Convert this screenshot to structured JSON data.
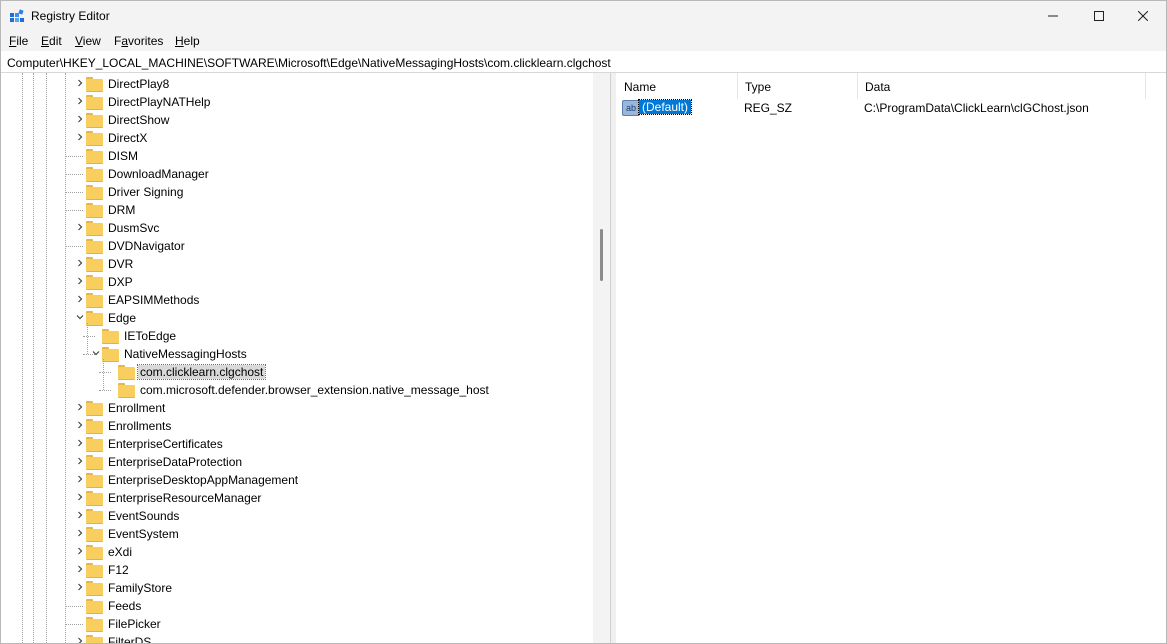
{
  "window": {
    "title": "Registry Editor"
  },
  "menu": [
    "File",
    "Edit",
    "View",
    "Favorites",
    "Help"
  ],
  "menu_underline": [
    "F",
    "E",
    "V",
    "a",
    "H"
  ],
  "address": "Computer\\HKEY_LOCAL_MACHINE\\SOFTWARE\\Microsoft\\Edge\\NativeMessagingHosts\\com.clicklearn.clgchost",
  "tree": {
    "items": [
      {
        "label": "DirectPlay8",
        "level": 0,
        "expander": "collapsed"
      },
      {
        "label": "DirectPlayNATHelp",
        "level": 0,
        "expander": "collapsed"
      },
      {
        "label": "DirectShow",
        "level": 0,
        "expander": "collapsed"
      },
      {
        "label": "DirectX",
        "level": 0,
        "expander": "collapsed"
      },
      {
        "label": "DISM",
        "level": 0,
        "expander": "none"
      },
      {
        "label": "DownloadManager",
        "level": 0,
        "expander": "none"
      },
      {
        "label": "Driver Signing",
        "level": 0,
        "expander": "none"
      },
      {
        "label": "DRM",
        "level": 0,
        "expander": "none"
      },
      {
        "label": "DusmSvc",
        "level": 0,
        "expander": "collapsed"
      },
      {
        "label": "DVDNavigator",
        "level": 0,
        "expander": "none"
      },
      {
        "label": "DVR",
        "level": 0,
        "expander": "collapsed"
      },
      {
        "label": "DXP",
        "level": 0,
        "expander": "collapsed"
      },
      {
        "label": "EAPSIMMethods",
        "level": 0,
        "expander": "collapsed"
      },
      {
        "label": "Edge",
        "level": 0,
        "expander": "expanded"
      },
      {
        "label": "IEToEdge",
        "level": 1,
        "expander": "none"
      },
      {
        "label": "NativeMessagingHosts",
        "level": 1,
        "expander": "expanded"
      },
      {
        "label": "com.clicklearn.clgchost",
        "level": 2,
        "expander": "none",
        "selected": true
      },
      {
        "label": "com.microsoft.defender.browser_extension.native_message_host",
        "level": 2,
        "expander": "none"
      },
      {
        "label": "Enrollment",
        "level": 0,
        "expander": "collapsed"
      },
      {
        "label": "Enrollments",
        "level": 0,
        "expander": "collapsed"
      },
      {
        "label": "EnterpriseCertificates",
        "level": 0,
        "expander": "collapsed"
      },
      {
        "label": "EnterpriseDataProtection",
        "level": 0,
        "expander": "collapsed"
      },
      {
        "label": "EnterpriseDesktopAppManagement",
        "level": 0,
        "expander": "collapsed"
      },
      {
        "label": "EnterpriseResourceManager",
        "level": 0,
        "expander": "collapsed"
      },
      {
        "label": "EventSounds",
        "level": 0,
        "expander": "collapsed"
      },
      {
        "label": "EventSystem",
        "level": 0,
        "expander": "collapsed"
      },
      {
        "label": "eXdi",
        "level": 0,
        "expander": "collapsed"
      },
      {
        "label": "F12",
        "level": 0,
        "expander": "collapsed"
      },
      {
        "label": "FamilyStore",
        "level": 0,
        "expander": "collapsed"
      },
      {
        "label": "Feeds",
        "level": 0,
        "expander": "none"
      },
      {
        "label": "FilePicker",
        "level": 0,
        "expander": "none"
      },
      {
        "label": "FilterDS",
        "level": 0,
        "expander": "collapsed"
      }
    ]
  },
  "list": {
    "columns": [
      "Name",
      "Type",
      "Data"
    ],
    "rows": [
      {
        "icon": "ab-string-value-icon",
        "icon_text": "ab",
        "name": "(Default)",
        "type": "REG_SZ",
        "data": "C:\\ProgramData\\ClickLearn\\clGChost.json",
        "selected": true
      }
    ]
  },
  "colors": {
    "selection": "#0078d7",
    "folder": "#f8cf5e",
    "chrome": "#f3f3f3"
  }
}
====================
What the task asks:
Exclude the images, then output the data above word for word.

Task answer:
Convert this screenshot to structured JSON data.
{
  "window": {
    "title": "Registry Editor"
  },
  "menu": [
    "File",
    "Edit",
    "View",
    "Favorites",
    "Help"
  ],
  "menu_underline": [
    "F",
    "E",
    "V",
    "a",
    "H"
  ],
  "address": "Computer\\HKEY_LOCAL_MACHINE\\SOFTWARE\\Microsoft\\Edge\\NativeMessagingHosts\\com.clicklearn.clgchost",
  "tree": {
    "items": [
      {
        "label": "DirectPlay8",
        "level": 0,
        "expander": "collapsed"
      },
      {
        "label": "DirectPlayNATHelp",
        "level": 0,
        "expander": "collapsed"
      },
      {
        "label": "DirectShow",
        "level": 0,
        "expander": "collapsed"
      },
      {
        "label": "DirectX",
        "level": 0,
        "expander": "collapsed"
      },
      {
        "label": "DISM",
        "level": 0,
        "expander": "none"
      },
      {
        "label": "DownloadManager",
        "level": 0,
        "expander": "none"
      },
      {
        "label": "Driver Signing",
        "level": 0,
        "expander": "none"
      },
      {
        "label": "DRM",
        "level": 0,
        "expander": "none"
      },
      {
        "label": "DusmSvc",
        "level": 0,
        "expander": "collapsed"
      },
      {
        "label": "DVDNavigator",
        "level": 0,
        "expander": "none"
      },
      {
        "label": "DVR",
        "level": 0,
        "expander": "collapsed"
      },
      {
        "label": "DXP",
        "level": 0,
        "expander": "collapsed"
      },
      {
        "label": "EAPSIMMethods",
        "level": 0,
        "expander": "collapsed"
      },
      {
        "label": "Edge",
        "level": 0,
        "expander": "expanded"
      },
      {
        "label": "IEToEdge",
        "level": 1,
        "expander": "none"
      },
      {
        "label": "NativeMessagingHosts",
        "level": 1,
        "expander": "expanded"
      },
      {
        "label": "com.clicklearn.clgchost",
        "level": 2,
        "expander": "none",
        "selected": true
      },
      {
        "label": "com.microsoft.defender.browser_extension.native_message_host",
        "level": 2,
        "expander": "none"
      },
      {
        "label": "Enrollment",
        "level": 0,
        "expander": "collapsed"
      },
      {
        "label": "Enrollments",
        "level": 0,
        "expander": "collapsed"
      },
      {
        "label": "EnterpriseCertificates",
        "level": 0,
        "expander": "collapsed"
      },
      {
        "label": "EnterpriseDataProtection",
        "level": 0,
        "expander": "collapsed"
      },
      {
        "label": "EnterpriseDesktopAppManagement",
        "level": 0,
        "expander": "collapsed"
      },
      {
        "label": "EnterpriseResourceManager",
        "level": 0,
        "expander": "collapsed"
      },
      {
        "label": "EventSounds",
        "level": 0,
        "expander": "collapsed"
      },
      {
        "label": "EventSystem",
        "level": 0,
        "expander": "collapsed"
      },
      {
        "label": "eXdi",
        "level": 0,
        "expander": "collapsed"
      },
      {
        "label": "F12",
        "level": 0,
        "expander": "collapsed"
      },
      {
        "label": "FamilyStore",
        "level": 0,
        "expander": "collapsed"
      },
      {
        "label": "Feeds",
        "level": 0,
        "expander": "none"
      },
      {
        "label": "FilePicker",
        "level": 0,
        "expander": "none"
      },
      {
        "label": "FilterDS",
        "level": 0,
        "expander": "collapsed"
      }
    ]
  },
  "list": {
    "columns": [
      "Name",
      "Type",
      "Data"
    ],
    "rows": [
      {
        "icon": "ab-string-value-icon",
        "icon_text": "ab",
        "name": "(Default)",
        "type": "REG_SZ",
        "data": "C:\\ProgramData\\ClickLearn\\clGChost.json",
        "selected": true
      }
    ]
  },
  "colors": {
    "selection": "#0078d7",
    "folder": "#f8cf5e",
    "chrome": "#f3f3f3"
  }
}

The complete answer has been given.